[DATASET Boundary: Start]
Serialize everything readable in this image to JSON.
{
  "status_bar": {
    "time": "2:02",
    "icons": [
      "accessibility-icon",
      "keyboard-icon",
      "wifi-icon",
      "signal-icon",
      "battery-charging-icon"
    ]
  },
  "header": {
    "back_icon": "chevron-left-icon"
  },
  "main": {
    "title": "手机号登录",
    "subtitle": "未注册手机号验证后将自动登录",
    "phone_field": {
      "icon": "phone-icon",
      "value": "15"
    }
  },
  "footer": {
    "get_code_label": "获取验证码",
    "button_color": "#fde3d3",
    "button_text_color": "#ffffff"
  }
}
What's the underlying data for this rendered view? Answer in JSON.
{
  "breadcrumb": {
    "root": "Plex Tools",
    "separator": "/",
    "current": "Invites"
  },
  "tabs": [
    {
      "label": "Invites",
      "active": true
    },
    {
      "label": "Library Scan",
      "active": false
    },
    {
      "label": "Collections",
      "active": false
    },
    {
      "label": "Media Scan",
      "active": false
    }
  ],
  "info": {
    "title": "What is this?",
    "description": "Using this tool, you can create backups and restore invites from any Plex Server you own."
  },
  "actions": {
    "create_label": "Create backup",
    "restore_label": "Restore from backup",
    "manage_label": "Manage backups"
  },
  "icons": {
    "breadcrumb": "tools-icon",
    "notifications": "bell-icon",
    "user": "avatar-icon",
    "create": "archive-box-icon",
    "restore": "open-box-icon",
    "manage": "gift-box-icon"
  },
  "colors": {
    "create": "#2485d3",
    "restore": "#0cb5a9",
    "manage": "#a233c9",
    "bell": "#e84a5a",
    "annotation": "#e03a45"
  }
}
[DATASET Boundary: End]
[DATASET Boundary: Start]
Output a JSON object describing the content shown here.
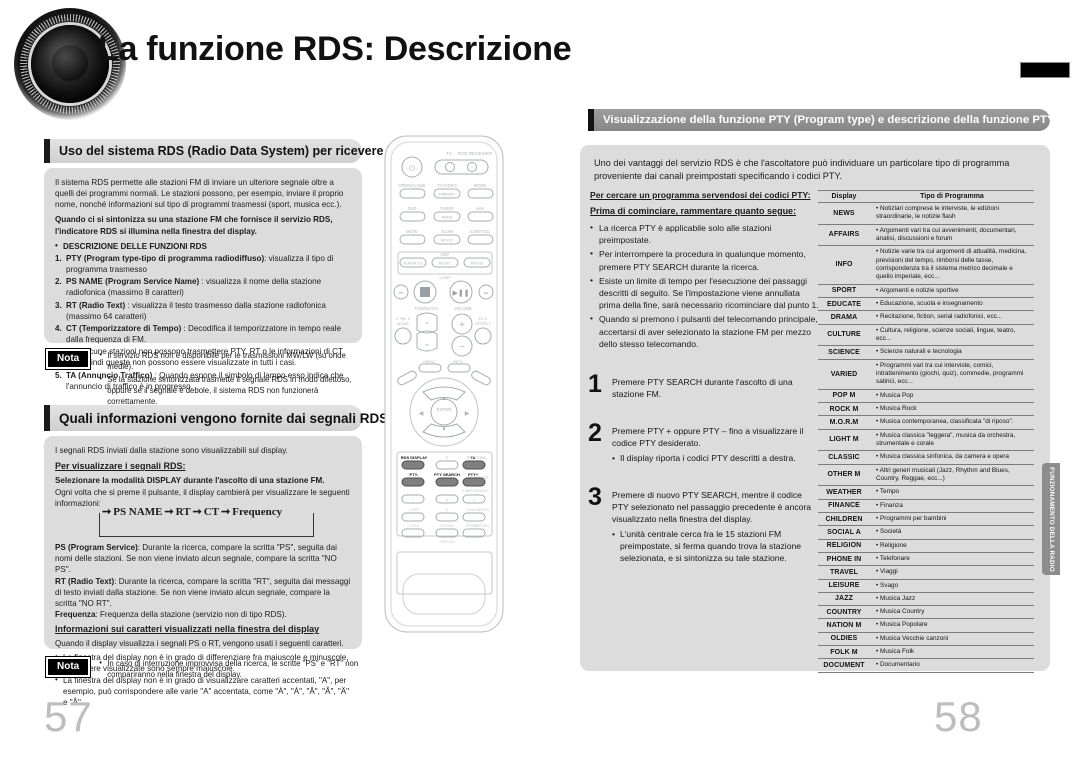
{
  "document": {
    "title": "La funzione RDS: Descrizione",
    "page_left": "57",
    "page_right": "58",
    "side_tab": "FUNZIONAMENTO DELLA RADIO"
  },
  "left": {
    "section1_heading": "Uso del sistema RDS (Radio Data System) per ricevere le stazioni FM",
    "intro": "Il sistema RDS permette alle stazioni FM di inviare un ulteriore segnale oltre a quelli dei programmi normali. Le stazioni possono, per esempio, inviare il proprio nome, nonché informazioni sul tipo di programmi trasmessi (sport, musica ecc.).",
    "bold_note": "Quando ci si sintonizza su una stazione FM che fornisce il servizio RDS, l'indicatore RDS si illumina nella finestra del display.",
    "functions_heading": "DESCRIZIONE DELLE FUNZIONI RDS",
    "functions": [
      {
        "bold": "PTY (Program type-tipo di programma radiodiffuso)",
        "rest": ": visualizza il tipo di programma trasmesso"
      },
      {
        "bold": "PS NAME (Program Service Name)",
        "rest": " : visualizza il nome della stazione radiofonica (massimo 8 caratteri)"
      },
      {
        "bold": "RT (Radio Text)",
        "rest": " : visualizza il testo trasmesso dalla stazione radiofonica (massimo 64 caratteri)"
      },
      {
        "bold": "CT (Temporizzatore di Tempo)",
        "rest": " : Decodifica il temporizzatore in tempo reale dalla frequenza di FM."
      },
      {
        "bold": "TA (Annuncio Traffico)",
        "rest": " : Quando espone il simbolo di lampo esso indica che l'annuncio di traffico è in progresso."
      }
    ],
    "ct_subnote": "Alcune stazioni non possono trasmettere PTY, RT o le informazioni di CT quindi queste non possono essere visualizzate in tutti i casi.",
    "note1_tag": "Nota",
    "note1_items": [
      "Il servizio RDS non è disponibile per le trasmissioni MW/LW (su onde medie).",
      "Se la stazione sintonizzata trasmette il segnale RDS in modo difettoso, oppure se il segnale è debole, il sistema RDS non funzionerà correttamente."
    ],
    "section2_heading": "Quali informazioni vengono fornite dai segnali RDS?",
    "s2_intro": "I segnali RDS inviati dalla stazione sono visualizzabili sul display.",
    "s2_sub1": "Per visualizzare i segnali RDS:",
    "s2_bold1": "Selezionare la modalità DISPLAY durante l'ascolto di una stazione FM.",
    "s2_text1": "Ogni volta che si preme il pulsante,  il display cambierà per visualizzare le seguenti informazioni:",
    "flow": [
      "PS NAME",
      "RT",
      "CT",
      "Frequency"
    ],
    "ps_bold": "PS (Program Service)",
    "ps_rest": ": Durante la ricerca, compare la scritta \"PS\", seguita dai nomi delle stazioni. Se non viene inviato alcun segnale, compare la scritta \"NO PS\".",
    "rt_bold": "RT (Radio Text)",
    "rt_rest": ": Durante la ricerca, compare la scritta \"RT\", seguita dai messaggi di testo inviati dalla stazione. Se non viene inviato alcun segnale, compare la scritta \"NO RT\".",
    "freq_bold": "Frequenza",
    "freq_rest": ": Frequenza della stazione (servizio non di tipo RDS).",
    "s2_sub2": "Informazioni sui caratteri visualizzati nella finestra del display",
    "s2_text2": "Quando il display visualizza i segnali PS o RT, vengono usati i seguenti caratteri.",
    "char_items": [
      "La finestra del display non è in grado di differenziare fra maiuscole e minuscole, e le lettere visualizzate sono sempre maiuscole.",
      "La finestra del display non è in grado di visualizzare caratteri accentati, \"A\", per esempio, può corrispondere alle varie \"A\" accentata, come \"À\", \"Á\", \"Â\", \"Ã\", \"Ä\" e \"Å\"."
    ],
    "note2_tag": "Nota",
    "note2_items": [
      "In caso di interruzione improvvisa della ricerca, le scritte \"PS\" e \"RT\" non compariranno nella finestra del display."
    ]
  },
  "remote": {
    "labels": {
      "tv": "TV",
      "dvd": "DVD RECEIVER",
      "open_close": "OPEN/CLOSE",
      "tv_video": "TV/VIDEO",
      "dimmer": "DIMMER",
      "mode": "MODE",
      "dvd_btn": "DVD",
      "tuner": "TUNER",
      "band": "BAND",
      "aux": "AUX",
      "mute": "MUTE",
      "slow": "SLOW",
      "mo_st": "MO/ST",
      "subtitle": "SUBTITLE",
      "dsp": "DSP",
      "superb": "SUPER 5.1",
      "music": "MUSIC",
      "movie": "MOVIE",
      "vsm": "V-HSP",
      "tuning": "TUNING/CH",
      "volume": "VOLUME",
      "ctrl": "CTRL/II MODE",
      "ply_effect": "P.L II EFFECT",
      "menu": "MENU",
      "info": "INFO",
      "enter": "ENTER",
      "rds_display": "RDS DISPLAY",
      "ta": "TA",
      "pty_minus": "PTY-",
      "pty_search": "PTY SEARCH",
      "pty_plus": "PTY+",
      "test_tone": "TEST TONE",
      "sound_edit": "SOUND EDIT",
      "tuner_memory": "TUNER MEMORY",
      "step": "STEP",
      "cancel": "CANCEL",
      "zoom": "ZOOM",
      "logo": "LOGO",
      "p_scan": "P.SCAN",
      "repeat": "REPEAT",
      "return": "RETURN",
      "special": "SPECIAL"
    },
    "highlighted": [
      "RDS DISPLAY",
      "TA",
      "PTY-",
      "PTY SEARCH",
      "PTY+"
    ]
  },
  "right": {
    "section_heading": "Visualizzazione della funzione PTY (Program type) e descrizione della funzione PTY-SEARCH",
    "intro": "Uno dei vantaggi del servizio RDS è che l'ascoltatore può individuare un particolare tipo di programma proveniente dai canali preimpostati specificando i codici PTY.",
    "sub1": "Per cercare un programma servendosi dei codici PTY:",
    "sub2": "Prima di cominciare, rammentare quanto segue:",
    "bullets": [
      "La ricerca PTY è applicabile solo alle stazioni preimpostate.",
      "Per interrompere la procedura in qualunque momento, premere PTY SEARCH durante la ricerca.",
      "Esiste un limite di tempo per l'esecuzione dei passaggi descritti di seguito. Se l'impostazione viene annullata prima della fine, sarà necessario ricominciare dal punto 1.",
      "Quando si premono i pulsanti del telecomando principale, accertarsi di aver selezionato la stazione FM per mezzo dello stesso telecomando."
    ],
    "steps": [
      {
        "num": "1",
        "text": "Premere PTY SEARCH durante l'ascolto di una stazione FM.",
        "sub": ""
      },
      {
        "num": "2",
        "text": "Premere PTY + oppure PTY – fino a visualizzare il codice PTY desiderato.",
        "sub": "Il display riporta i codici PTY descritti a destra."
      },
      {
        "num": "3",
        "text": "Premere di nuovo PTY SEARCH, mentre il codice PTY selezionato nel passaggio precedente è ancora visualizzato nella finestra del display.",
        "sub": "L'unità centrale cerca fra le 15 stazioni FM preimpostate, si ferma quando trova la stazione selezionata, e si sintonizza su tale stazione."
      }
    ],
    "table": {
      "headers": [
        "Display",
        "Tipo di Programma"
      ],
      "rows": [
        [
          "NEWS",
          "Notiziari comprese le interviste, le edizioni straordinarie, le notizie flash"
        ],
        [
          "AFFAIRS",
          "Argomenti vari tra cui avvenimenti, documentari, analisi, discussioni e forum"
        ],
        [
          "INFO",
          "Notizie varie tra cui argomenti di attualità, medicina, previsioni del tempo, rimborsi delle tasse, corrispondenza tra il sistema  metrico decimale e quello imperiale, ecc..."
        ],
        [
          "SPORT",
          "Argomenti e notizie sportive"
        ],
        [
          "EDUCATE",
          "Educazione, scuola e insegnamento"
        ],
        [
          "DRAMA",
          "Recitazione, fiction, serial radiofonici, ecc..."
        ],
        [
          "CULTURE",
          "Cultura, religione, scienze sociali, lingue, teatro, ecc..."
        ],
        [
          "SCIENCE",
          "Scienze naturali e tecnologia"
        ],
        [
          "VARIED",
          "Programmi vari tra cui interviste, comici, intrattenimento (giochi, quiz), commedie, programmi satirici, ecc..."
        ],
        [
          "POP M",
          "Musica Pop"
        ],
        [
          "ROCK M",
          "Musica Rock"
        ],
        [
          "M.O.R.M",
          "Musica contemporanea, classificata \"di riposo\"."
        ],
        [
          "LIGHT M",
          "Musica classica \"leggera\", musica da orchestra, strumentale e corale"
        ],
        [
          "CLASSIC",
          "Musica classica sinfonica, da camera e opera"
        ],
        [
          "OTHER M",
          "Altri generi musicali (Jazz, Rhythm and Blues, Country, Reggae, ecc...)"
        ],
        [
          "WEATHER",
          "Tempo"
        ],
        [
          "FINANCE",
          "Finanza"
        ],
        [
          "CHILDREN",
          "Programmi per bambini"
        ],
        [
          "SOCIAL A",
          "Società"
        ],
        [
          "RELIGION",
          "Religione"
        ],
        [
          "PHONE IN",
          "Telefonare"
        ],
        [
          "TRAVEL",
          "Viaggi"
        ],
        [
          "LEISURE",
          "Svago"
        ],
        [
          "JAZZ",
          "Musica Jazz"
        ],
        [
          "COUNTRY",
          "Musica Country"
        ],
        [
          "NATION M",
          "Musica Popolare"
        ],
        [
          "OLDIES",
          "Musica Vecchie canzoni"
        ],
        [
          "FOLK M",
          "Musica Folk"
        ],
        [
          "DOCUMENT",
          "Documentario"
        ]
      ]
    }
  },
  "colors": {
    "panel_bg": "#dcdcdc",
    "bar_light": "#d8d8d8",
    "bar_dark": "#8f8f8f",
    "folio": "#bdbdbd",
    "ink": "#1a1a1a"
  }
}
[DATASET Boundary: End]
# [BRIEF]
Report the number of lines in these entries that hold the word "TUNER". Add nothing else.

# [RESPONSE TO THE EXERCISE]
2